The United States will not use force in all cases to preempt emerging threats, nor should nations use preemption as a pretext for aggression. Yet in an age where the enemies of civilization openly and actively seek the world’s most destructive technologies, the United States cannot remain idle while dangers gather. We will always proceed deliberately, weighing the consequences of our actions.
Or: do as we say, not as we do.
Reminds you of many, many other things, no?
But the galling irony, especially in light of such blatant unilateralism, lies with the following "noble" statements of principles in that very same Bush Doctrine (emphasis added):
To which one can only reply: Afghanistan? Iraq? Pakistan? Syria? And who else?
No doctrine can anticipate every circumstance in which U.S. action—direct or indirect—is warranted. We have finite political, economic, and military resources to meet our global priorities. The United States will approach each case with these strategic principles in mind:
- The United States should invest time and resources into building international relationships and institutions that can help manage local crises when they emerge.
- The United States should be realistic about its ability to help those who are unwilling or unready to help themselves. Where and when people are ready to do their part, we will be willing to move decisively.
And to this, one must never fail to remind (lame duck) President George W. Bush of his own words in order to expose his demonstrated shameless hypocrisy in such matters, as in pretty much everything else - to whit:
"We build a world of justice, or we will live in a world of coercion. The magnitude of our shared responsibilities makes our disagreements look so small."
May 23, 2002
One can't help but be reminded again of renditions, indefinite detentions, torture, military commissions, using military as police and indiscriminate domestic spying.
All of which, in turn, brings me back to the Q&A at the top of this post.
So thank you, President Bush, for making our world a definitely more dangerous and unstable one for decades henceforth.

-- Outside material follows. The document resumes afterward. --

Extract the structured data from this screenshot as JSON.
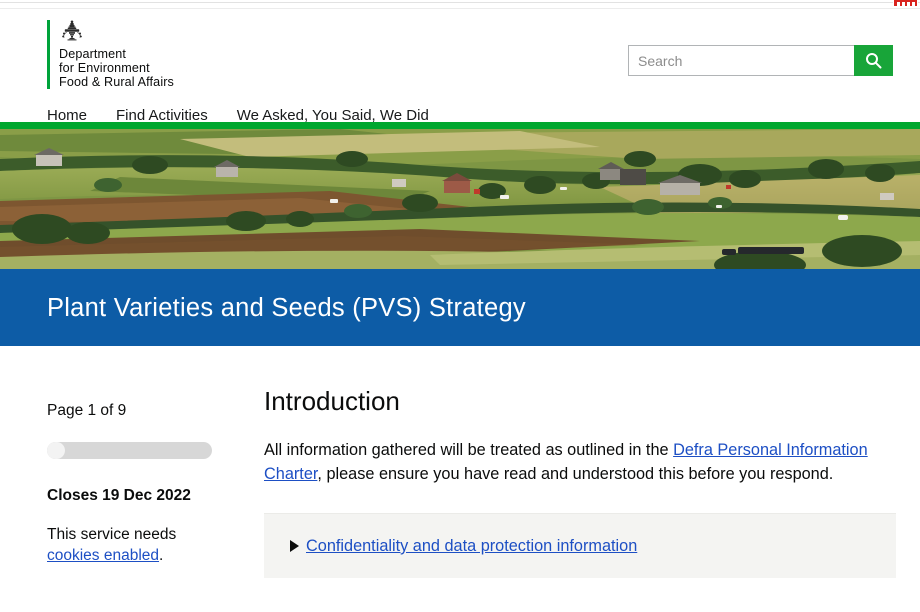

May you and your infamous Doctrine be forever condemned and reviled by the present generation and all those to come thereafter.
(Cross-posted from APOV)